Chris

<[Bill Leach 960221.19:42 U.S. Eastern Time Zone]

[Chris Kitzke 960221.0800]

and

[Chris Kitzke 960221.0830]

Is there really a fact that people get mad? I would think that this is
more a perception.

I would have to ask, what is a "fact" (retorically). A "fact" is a
perception with an associated characteristic (also a perception of
course) meaning that the "fact" is "true" or "real" or something similar.

I would suggest that being able to "get mad" (as in angry) is a
indication of the presence of references and control systems (or loops)
but not necessarily and indication that "control exists". Indeed, anger
suggests (to me anyway) that control has failed -- specifically a rather
important perception no longer adequately matches its' reference.

What we call anger is usually the perception of an emotional state (our
own anger) or the perception of actions of another that we believe are
the actions of a person that is angry.

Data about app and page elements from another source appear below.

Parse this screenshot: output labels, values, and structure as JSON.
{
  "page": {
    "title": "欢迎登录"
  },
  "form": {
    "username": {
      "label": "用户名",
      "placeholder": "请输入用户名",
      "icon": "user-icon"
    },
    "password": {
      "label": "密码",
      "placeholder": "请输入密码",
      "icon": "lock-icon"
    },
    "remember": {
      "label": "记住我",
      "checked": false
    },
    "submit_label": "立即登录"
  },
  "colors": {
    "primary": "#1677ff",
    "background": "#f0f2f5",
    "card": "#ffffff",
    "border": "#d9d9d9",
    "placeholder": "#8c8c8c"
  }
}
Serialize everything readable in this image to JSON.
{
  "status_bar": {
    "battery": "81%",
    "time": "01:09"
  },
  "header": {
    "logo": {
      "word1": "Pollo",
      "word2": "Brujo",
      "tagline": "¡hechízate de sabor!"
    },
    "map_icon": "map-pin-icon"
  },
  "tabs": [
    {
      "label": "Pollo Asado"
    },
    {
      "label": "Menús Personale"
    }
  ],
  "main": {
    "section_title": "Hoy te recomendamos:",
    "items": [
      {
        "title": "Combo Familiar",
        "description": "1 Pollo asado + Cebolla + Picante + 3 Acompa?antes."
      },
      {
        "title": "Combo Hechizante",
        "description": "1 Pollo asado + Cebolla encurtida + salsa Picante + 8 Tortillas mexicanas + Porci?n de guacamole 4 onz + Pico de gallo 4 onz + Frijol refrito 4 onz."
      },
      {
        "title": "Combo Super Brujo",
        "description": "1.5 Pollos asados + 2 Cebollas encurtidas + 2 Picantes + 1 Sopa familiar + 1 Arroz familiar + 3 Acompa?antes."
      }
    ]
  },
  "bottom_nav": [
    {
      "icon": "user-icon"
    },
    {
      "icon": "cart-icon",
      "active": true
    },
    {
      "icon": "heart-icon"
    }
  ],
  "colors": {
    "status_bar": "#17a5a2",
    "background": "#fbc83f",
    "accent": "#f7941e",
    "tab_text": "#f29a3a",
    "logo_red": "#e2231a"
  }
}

I have not thought a great deal about this but I think that anger usually
results from a (usually large) disturbance to a controlled perception
that is or becomes conscious but that also disturbs an "important"
controlled perception at the principle level (which probably is NOT
conscious). If the "principle level" perception is sufficiently
disturbed and important enough, considerable physical preparation is made
for action. It is this sudden and extreme "gearing up" of the physical
body for action that is (sometimes) perceived as anger by the "self".

I thouhgt anger was just a perception or a comparison between the
reference signal and the error or perceptual signal.

Again, "anger" is a perception but it is NOT a controlled perception.
In addition to the preception of a change in emotional state (metabolic
preparation) it is also likely that an error in a principle catagory of
controlled perceptions is necessary to "have the interpretation" that the
emotional state is one of anger (as opposed to excitement or some other
preparation for action).

The reason I ask is because it could be argued that a mad person who
doesn't do anything about it is not really controlling.

This one kind of gave me a chuckle. A person that does not "try" to
control perceptions that are their own controlled perceptions is probably
a pretty good candidate for the term "mad" but in the other sense of the
term (ie: insane).

Sometime during the conference, I got the idea that inactivity meant no
control was taking place.

If so then someone was misleading someone. If a controlled perception is
at its' reference value without any action being required then there will
be no action. The way that you would be able to determine that this is
still a "control situation" is through the usual method -- apply the TEST
(try to disturb the CEV).

Has a description been offered for how a collective perception compares
to an individual perception? What would be an example of a collective
perception?

This is just my opinion but I would say that Kent's "virtual reference"
description is absolutely the best description of and explaination for
what is so often called group control or group goals.

... can never be the same, I would argue that it is impossible to have
a collective perception that can be handled the same way as individual
perceptions in the PCT model.

Nice observation! It really isn't handled differently, it is handled as
multiple individual perceptual control systems interacting.

(It is hard enough dealing with one person's hierarchy, let alone the
dynamics between two or more people.)

Yes, I think that it is a rather tough matter to deal with but several
have done some work in this area (I think that Tom Bourbon was one of the
first to do some actual modeling in this area).

And I am sure that some of both your questions and comments are "music"
to more than just my "ears", such as:

I am not denying that there is a perceived "collective conscience.
Perhaps this phenomenon can be viewed in terms of a group of
individuals, rather than some new creation beyond our understanding
and apart from our own collection of perceptions and wants?

Your "perhaps" doubtless drew quite a few shouts of _YES!!_

-bill